High cholesterol is a well-known risk factor in heart disease. This waxy, fat-like substance comes from the diet, but is primarily made by the liver, and is an essential component of cell membranes. The body also uses it to produce hormones and vitamin D.

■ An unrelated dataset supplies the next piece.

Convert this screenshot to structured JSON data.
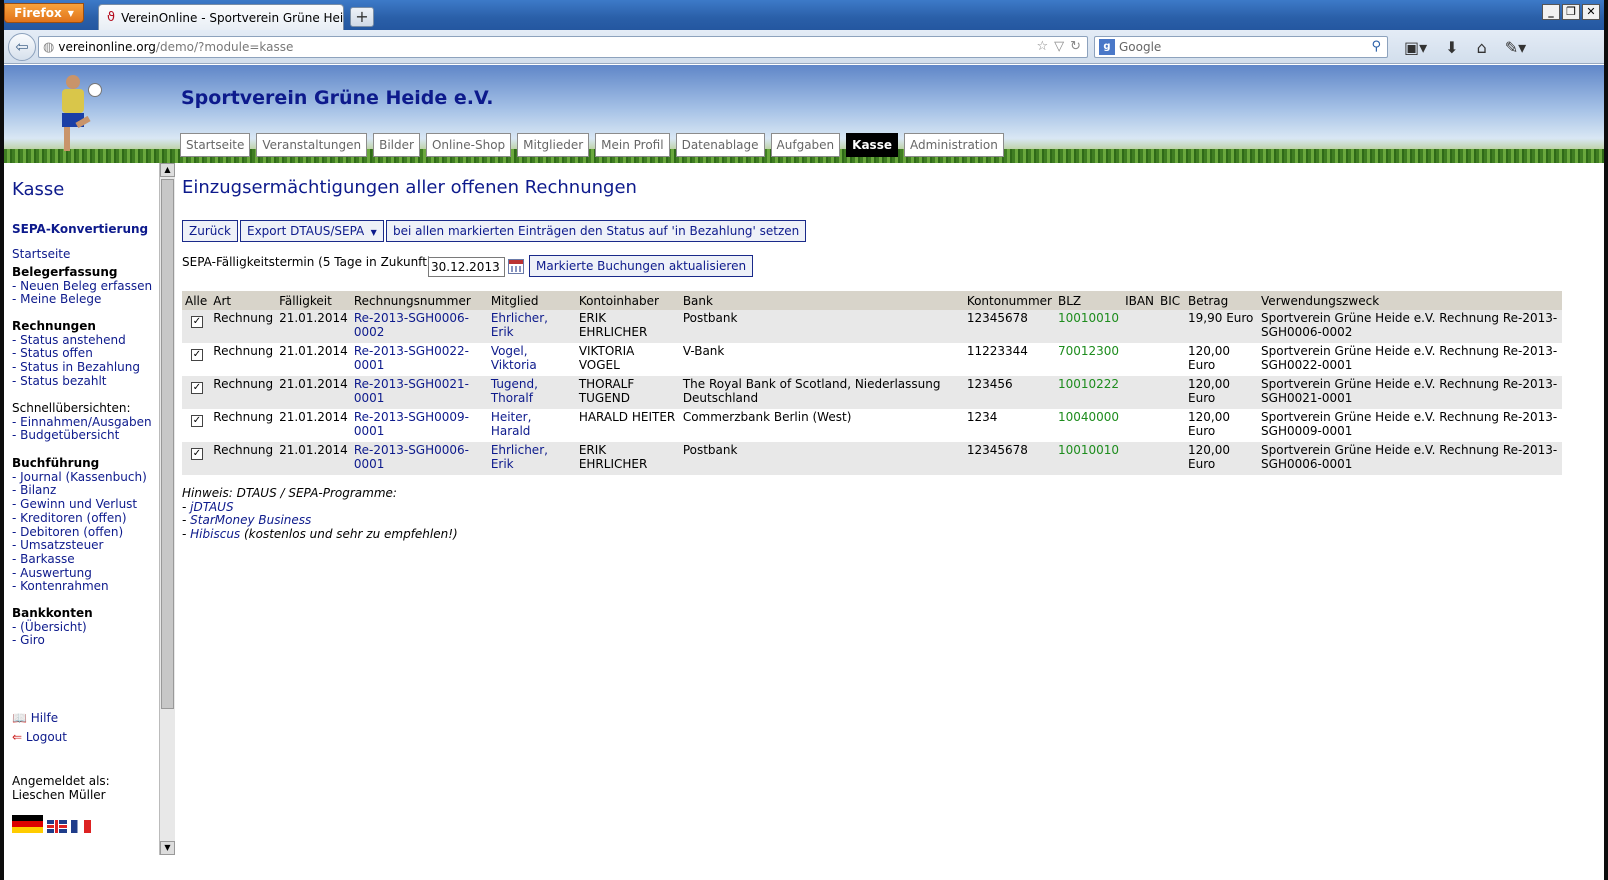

Cholesterol is carried through the bloodstream attached to two different compounds called lipoproteins: low-density lipoproteins (LDL) and high-density lipoproteins (HDL). LDL is commonly known as the “bad cholesterol”; it carries cholesterol from the liver throughout the body, making it available and potentially allowing it to be deposited in artery walls. HDL is known as the “good cholesterol”; it picks up cholesterol from the blood and delivers it to cells that use it, or back to the liver to be recycled or eliminated from the body.